▶ [Work instruction]: Once every line containing "text" has been counted, report the total for the data and nothing else.

Data about app and page elements:
────────

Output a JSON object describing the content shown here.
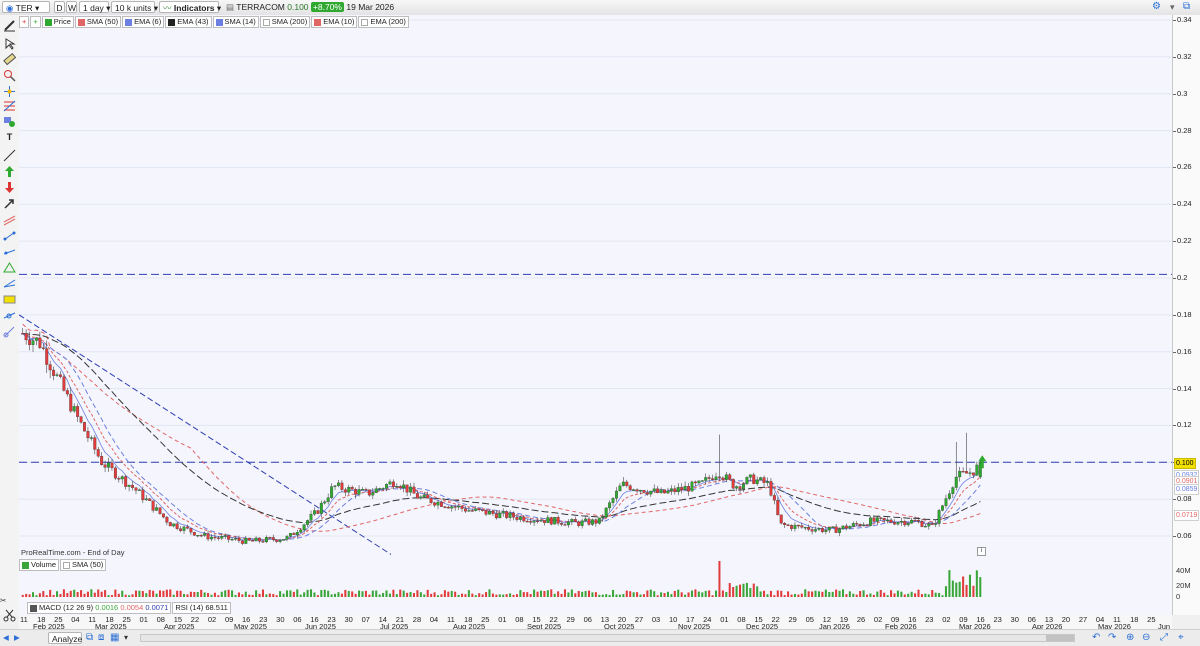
{
  "toolbar": {
    "ticker": "TER",
    "period_d": "D",
    "period_w": "W",
    "timeframe": "1 day",
    "units": "10 k units",
    "indicators": "Indicators",
    "instrument": "TERRACOM",
    "last_price": "0.100",
    "change": "+8.70%",
    "date": "19 Mar 2026"
  },
  "legend": [
    {
      "label": "Price",
      "color": "#2b7a2b",
      "icon": "price-icon"
    },
    {
      "label": "SMA (50)",
      "color": "#e06666"
    },
    {
      "label": "EMA (6)",
      "color": "#6d7fe0"
    },
    {
      "label": "EMA (43)",
      "color": "#222222"
    },
    {
      "label": "SMA (14)",
      "color": "#6d7fe0"
    },
    {
      "label": "SMA (200)",
      "color": "#ffffff"
    },
    {
      "label": "EMA (10)",
      "color": "#e06666"
    },
    {
      "label": "EMA (200)",
      "color": "#ffffff"
    }
  ],
  "watermark": "ProRealTime.com - End of Day",
  "price_axis": {
    "ticks": [
      "0.34",
      "0.32",
      "0.3",
      "0.28",
      "0.26",
      "0.24",
      "0.22",
      "0.2",
      "0.18",
      "0.16",
      "0.14",
      "0.12",
      "0.1",
      "0.08",
      "0.06"
    ],
    "markers": [
      {
        "text": "0.100",
        "bg": "#f2e100",
        "fg": "#000000"
      },
      {
        "text": "0.0932",
        "bg": "#ffffff",
        "fg": "#6d7fe0"
      },
      {
        "text": "0.0901",
        "bg": "#ffffff",
        "fg": "#e06666"
      },
      {
        "text": "0.0859",
        "bg": "#ffffff",
        "fg": "#6d7fe0"
      },
      {
        "text": "0.0719",
        "bg": "#ffffff",
        "fg": "#e06666"
      }
    ]
  },
  "volume_panel": {
    "legend": [
      {
        "label": "Volume",
        "color": "#3aa63a"
      },
      {
        "label": "SMA (50)",
        "color": "#ffffff"
      }
    ],
    "ticks": [
      "40M",
      "20M",
      "0"
    ]
  },
  "indicator_panel": {
    "macd_label": "MACD (12 26 9)",
    "macd_values": [
      "0.0016",
      "0.0054",
      "0.0071"
    ],
    "macd_colors": [
      "#3aa63a",
      "#e06666",
      "#2f3fb0"
    ],
    "rsi_label": "RSI (14)",
    "rsi_value": "68.511"
  },
  "x_axis": {
    "days": [
      "11",
      "18",
      "25",
      "04",
      "11",
      "18",
      "25",
      "01",
      "08",
      "15",
      "22",
      "02",
      "09",
      "16",
      "23",
      "30",
      "06",
      "16",
      "23",
      "30",
      "07",
      "14",
      "21",
      "28",
      "04",
      "11",
      "18",
      "25",
      "01",
      "08",
      "15",
      "22",
      "29",
      "06",
      "13",
      "20",
      "27",
      "03",
      "10",
      "17",
      "24",
      "01",
      "08",
      "15",
      "22",
      "29",
      "05",
      "12",
      "19",
      "26",
      "02",
      "09",
      "16",
      "23",
      "02",
      "09",
      "16",
      "23",
      "30",
      "06",
      "13",
      "20",
      "27",
      "04",
      "11",
      "18",
      "25",
      "01",
      "08",
      "15",
      "22",
      "29",
      "06",
      "13",
      "20",
      "27",
      "04",
      "11",
      "18",
      "25",
      "02"
    ],
    "months": [
      "Feb 2025",
      "Mar 2025",
      "Apr 2025",
      "May 2025",
      "Jun 2025",
      "Jul 2025",
      "Aug 2025",
      "Sept 2025",
      "Oct 2025",
      "Nov 2025",
      "Dec 2025",
      "Jan 2026",
      "Feb 2026",
      "Mar 2026",
      "Apr 2026",
      "May 2026",
      "Jun"
    ]
  },
  "status": {
    "analyze": "Analyze"
  },
  "chart_data": {
    "type": "candlestick",
    "instrument": "TERRACOM",
    "last": 0.1,
    "ylim": [
      0.05,
      0.345
    ],
    "horizontal_lines": [
      0.202,
      0.1
    ],
    "monthly_closes": [
      {
        "x": "Feb 2025",
        "y": 0.165
      },
      {
        "x": "Mar 2025",
        "y": 0.1
      },
      {
        "x": "Apr 2025",
        "y": 0.067
      },
      {
        "x": "May 2025",
        "y": 0.057
      },
      {
        "x": "Jun 2025",
        "y": 0.07
      },
      {
        "x": "Jul 2025",
        "y": 0.085
      },
      {
        "x": "Aug 2025",
        "y": 0.072
      },
      {
        "x": "Sept 2025",
        "y": 0.066
      },
      {
        "x": "Oct 2025",
        "y": 0.085
      },
      {
        "x": "Nov 2025",
        "y": 0.082
      },
      {
        "x": "Dec 2025",
        "y": 0.09
      },
      {
        "x": "Jan 2026",
        "y": 0.064
      },
      {
        "x": "Feb 2026",
        "y": 0.068
      },
      {
        "x": "Mar 2026",
        "y": 0.1
      }
    ]
  }
}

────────

▶ [Answer to this problem]: 5